• Protecting lung function – Software to detect areas of depleted lung function during radiation treatment for lung cancer is the subject of a patent based on the work of Shiao Woo, M.D., chair, and Neal Dunlap, M.D., assistant professor of radiation oncology at UofL, along with Amir Amini, Ph.D., professor and endowed chair in bioimaging at UofL’s J.B. Speed School of Engineering, and Mohammadrezza Negahdar, Ph.D., now at Stanford University. The group developed 4-D computed tomography (CT) image analysis software that can be incorporated into existing lung imaging used during radiation therapy to detect early changes in lung elasticity. If specific areas of the lung have been damaged by radiation, the treatments can be adjusted to prevent permanent breathing problems. The process also may be used in other lung diseases, such as fibrosis, to detect early changes in lung function.

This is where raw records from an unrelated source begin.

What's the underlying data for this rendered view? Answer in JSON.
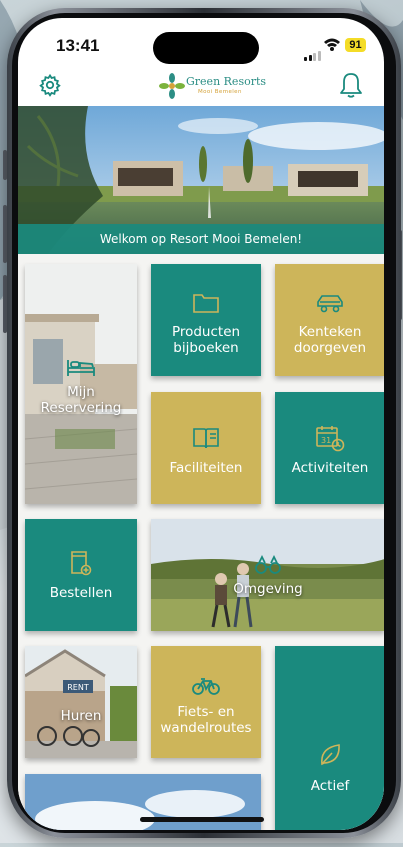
{
  "status_bar": {
    "time": "13:41",
    "battery": "91"
  },
  "header": {
    "logo_title": "Green Resorts",
    "logo_subtitle": "Mooi Bemelen",
    "icons": [
      "gear-icon",
      "bell-icon"
    ]
  },
  "hero": {
    "welcome": "Welkom op Resort Mooi Bemelen!"
  },
  "tiles": {
    "mijn_reservering": "Mijn\nReservering",
    "producten_bijboeken": "Producten\nbijboeken",
    "kenteken_doorgeven": "Kenteken\ndoorgeven",
    "faciliteiten": "Faciliteiten",
    "activiteiten": "Activiteiten",
    "bestellen": "Bestellen",
    "omgeving": "Omgeving",
    "huren": "Huren",
    "huren_sign": "RENT",
    "fiets_wandelroutes": "Fiets- en\nwandelroutes",
    "actief": "Actief",
    "calendar_day": "31"
  },
  "colors": {
    "teal": "#1a8a7e",
    "gold": "#cdb55a",
    "battery": "#f4dc27"
  }
}
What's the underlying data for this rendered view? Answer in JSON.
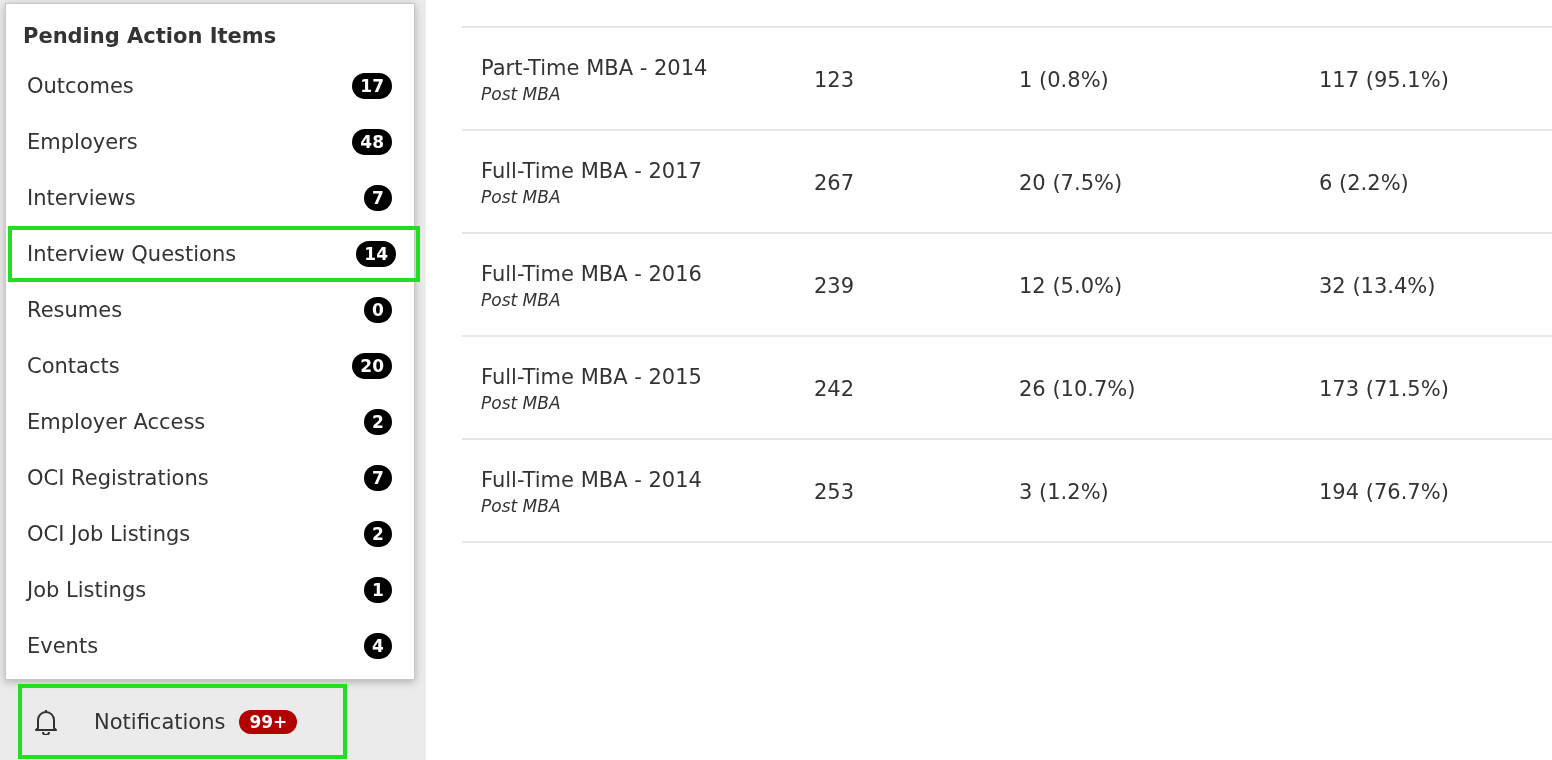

• Repairing the spinal cord – Fred Roisen, Ph.D., former chair of the UofL Department of Anatomical Sciences and Neurobiology, along with UofL researchers Meng Qiu, Ph.D., and Chengliang Lu, M.D., and UofL graduate Meng Wang, Ph.D., developed a method for a tissue biopsy from a patient’s nasal passages and from those cells, isolating progenitor stem cells called RhinoCytes. These RhinoCtyes regenerate the spinal cord to repair an injury. The stem cells also can be used in the treatment of Parkinson’s Disease, amyotrophic lateral sclerosis (ALS), multiple sclerosis and type 1 diabetes. The method of generating the RhinoCytes has been licensed from UofL by RhinoCyte, Inc., and is scheduled for a concept study at the University of Louisville Hospital with Phase I/II clinical trials beginning in 2016.
These patents have been awarded to the University of Louisville Research Foundation, Inc., in the current fiscal year, which began in July, 2015, according to the office of Technology Transfer & Industry Engagement. That office works with UofL researchers to submit patent applications and negotiates commercialization opportunities for patented technologies. The university received 60 U.S. patents in the past two fiscal years, half of which are related to medical research at the School of Medicine. The Speed School of Engineering is responsible for most of the other patent applications.
UofL is the only university with three of the most prestigious innovation-associated commercialization grants, having received grants from the Coulter Translational Research Partnership, the National Science Foundation’s I-Corps and the National Institutes of Health Research Evaluation and Commercialization Hub (REACH).